Exact repetition is the task: copy every entry below.

^^^^

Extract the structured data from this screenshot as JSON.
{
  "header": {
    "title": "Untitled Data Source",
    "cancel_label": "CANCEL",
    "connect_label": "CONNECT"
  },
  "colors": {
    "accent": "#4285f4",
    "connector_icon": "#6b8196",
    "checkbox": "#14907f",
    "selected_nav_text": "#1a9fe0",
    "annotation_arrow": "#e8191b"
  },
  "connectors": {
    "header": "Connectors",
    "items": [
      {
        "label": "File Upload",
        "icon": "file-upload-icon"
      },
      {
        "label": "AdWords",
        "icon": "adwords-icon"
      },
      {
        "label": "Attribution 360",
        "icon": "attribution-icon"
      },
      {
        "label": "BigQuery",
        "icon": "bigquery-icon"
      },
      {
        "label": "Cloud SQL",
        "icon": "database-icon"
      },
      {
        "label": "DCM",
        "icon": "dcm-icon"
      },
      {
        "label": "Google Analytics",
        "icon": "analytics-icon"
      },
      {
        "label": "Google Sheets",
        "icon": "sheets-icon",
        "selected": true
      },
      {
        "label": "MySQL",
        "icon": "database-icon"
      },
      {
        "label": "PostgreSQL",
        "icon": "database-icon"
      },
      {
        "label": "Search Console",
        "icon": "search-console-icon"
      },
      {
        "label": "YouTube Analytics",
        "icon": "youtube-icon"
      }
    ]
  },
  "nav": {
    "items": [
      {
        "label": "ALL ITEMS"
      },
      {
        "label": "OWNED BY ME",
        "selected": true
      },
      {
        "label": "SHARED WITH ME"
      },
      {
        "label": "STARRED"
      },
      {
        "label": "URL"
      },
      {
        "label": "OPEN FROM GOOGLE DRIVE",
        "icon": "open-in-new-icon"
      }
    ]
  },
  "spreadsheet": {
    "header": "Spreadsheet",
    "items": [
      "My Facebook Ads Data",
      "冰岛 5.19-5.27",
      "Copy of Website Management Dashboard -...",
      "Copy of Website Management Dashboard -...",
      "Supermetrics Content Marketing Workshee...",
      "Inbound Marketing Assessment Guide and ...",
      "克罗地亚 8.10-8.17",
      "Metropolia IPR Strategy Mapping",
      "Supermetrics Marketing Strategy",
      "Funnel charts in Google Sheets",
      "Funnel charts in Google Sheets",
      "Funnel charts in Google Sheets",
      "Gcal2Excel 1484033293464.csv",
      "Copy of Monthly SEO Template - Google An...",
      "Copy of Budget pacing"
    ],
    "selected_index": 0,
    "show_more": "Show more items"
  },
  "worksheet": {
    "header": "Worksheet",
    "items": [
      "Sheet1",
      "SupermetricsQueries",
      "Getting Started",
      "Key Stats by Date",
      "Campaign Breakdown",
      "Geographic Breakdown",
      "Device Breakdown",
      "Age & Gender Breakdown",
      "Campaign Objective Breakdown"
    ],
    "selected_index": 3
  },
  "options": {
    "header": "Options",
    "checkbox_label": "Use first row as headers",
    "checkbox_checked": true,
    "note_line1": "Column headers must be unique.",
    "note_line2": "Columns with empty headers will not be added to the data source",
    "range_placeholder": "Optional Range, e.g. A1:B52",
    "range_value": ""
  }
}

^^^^

◆ The answer:
Extract the structured data from this screenshot as JSON.
{
  "header": {
    "title": "Untitled Data Source",
    "cancel_label": "CANCEL",
    "connect_label": "CONNECT"
  },
  "colors": {
    "accent": "#4285f4",
    "connector_icon": "#6b8196",
    "checkbox": "#14907f",
    "selected_nav_text": "#1a9fe0",
    "annotation_arrow": "#e8191b"
  },
  "connectors": {
    "header": "Connectors",
    "items": [
      {
        "label": "File Upload",
        "icon": "file-upload-icon"
      },
      {
        "label": "AdWords",
        "icon": "adwords-icon"
      },
      {
        "label": "Attribution 360",
        "icon": "attribution-icon"
      },
      {
        "label": "BigQuery",
        "icon": "bigquery-icon"
      },
      {
        "label": "Cloud SQL",
        "icon": "database-icon"
      },
      {
        "label": "DCM",
        "icon": "dcm-icon"
      },
      {
        "label": "Google Analytics",
        "icon": "analytics-icon"
      },
      {
        "label": "Google Sheets",
        "icon": "sheets-icon",
        "selected": true
      },
      {
        "label": "MySQL",
        "icon": "database-icon"
      },
      {
        "label": "PostgreSQL",
        "icon": "database-icon"
      },
      {
        "label": "Search Console",
        "icon": "search-console-icon"
      },
      {
        "label": "YouTube Analytics",
        "icon": "youtube-icon"
      }
    ]
  },
  "nav": {
    "items": [
      {
        "label": "ALL ITEMS"
      },
      {
        "label": "OWNED BY ME",
        "selected": true
      },
      {
        "label": "SHARED WITH ME"
      },
      {
        "label": "STARRED"
      },
      {
        "label": "URL"
      },
      {
        "label": "OPEN FROM GOOGLE DRIVE",
        "icon": "open-in-new-icon"
      }
    ]
  },
  "spreadsheet": {
    "header": "Spreadsheet",
    "items": [
      "My Facebook Ads Data",
      "冰岛 5.19-5.27",
      "Copy of Website Management Dashboard -...",
      "Copy of Website Management Dashboard -...",
      "Supermetrics Content Marketing Workshee...",
      "Inbound Marketing Assessment Guide and ...",
      "克罗地亚 8.10-8.17",
      "Metropolia IPR Strategy Mapping",
      "Supermetrics Marketing Strategy",
      "Funnel charts in Google Sheets",
      "Funnel charts in Google Sheets",
      "Funnel charts in Google Sheets",
      "Gcal2Excel 1484033293464.csv",
      "Copy of Monthly SEO Template - Google An...",
      "Copy of Budget pacing"
    ],
    "selected_index": 0,
    "show_more": "Show more items"
  },
  "worksheet": {
    "header": "Worksheet",
    "items": [
      "Sheet1",
      "SupermetricsQueries",
      "Getting Started",
      "Key Stats by Date",
      "Campaign Breakdown",
      "Geographic Breakdown",
      "Device Breakdown",
      "Age & Gender Breakdown",
      "Campaign Objective Breakdown"
    ],
    "selected_index": 3
  },
  "options": {
    "header": "Options",
    "checkbox_label": "Use first row as headers",
    "checkbox_checked": true,
    "note_line1": "Column headers must be unique.",
    "note_line2": "Columns with empty headers will not be added to the data source",
    "range_placeholder": "Optional Range, e.g. A1:B52",
    "range_value": ""
  }
}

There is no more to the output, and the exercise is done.